There is a striking contrast here between the two principal sections of the sexual revolution – the pro-abortion section and the pro-LGBTQ+ section.
The pro-abortion people don’t demand that you (an old-fashioned Catholic) approve of abortion. You are free, as far as they care, to disapprove to your heart’s content. Just don’t interfere with those who wish to receive or perform abortions. Don’t enact anti-abortion legislation, and don’t hand down anti-abortion judicial rulings. Just get out of the way – and “getting out of the way” involves among other things allowing your taxes to pay for abortions.
By contrast, the LGBTQ+ people demand that you approve of the behaviors that are the definitive characteristics of LGBTQ+ people. Tolerance is not enough; they demand that you stand up and applaud. They demand that your approval be more than lip service; you must feel it in your heart of hearts. For if you don’t, you have hurt their feelings.
I have recently been reading an instructive biography of Stalin by Robert Conquest. As was well known, if you stopped applauding Stalin a moment too soon, you stood in danger of being shot.
LGBTQ+-ism has demonstrable totalitarian potential.
*Image: The Destruction Of Sodom And Gomorrah by John Martin, c. 1852 [Laing Art Gallery, England]

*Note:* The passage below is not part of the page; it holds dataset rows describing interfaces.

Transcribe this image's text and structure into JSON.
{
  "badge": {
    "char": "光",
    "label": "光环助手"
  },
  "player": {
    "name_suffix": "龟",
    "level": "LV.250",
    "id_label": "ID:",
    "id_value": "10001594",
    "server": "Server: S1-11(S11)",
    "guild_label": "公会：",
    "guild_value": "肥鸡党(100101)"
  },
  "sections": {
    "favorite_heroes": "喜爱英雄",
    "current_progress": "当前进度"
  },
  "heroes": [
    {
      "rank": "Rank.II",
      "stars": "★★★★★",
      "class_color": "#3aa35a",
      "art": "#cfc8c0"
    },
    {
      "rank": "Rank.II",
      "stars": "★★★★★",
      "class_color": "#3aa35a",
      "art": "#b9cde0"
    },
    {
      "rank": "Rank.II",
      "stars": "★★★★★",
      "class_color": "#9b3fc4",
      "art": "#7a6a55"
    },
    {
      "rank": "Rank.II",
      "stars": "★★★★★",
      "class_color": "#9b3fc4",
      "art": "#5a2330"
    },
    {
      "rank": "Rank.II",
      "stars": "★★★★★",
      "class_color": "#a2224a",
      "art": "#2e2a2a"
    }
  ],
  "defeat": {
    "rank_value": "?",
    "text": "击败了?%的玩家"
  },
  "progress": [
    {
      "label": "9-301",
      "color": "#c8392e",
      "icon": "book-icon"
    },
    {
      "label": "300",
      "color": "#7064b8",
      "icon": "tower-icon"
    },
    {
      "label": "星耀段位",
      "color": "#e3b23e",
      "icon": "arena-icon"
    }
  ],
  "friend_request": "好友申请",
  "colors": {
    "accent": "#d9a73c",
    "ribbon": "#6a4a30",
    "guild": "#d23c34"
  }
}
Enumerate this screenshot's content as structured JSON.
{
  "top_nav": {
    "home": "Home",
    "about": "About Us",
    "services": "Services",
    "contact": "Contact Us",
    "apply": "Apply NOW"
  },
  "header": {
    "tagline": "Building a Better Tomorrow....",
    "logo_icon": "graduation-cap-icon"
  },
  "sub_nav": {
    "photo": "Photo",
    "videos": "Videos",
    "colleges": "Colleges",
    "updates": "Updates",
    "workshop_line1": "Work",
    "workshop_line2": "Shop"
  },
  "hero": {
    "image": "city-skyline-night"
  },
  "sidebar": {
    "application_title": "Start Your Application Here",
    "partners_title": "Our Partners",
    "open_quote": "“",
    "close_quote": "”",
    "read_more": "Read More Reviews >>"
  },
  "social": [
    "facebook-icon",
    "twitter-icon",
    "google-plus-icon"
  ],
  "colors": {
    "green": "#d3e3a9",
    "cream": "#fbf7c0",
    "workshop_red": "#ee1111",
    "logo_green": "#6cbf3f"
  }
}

You may also enjoy:
David G Bonagura, Jr.’s The Sexual Revolution and the Fall of ‘Roe’
David Carlin’s LGBTQ-ism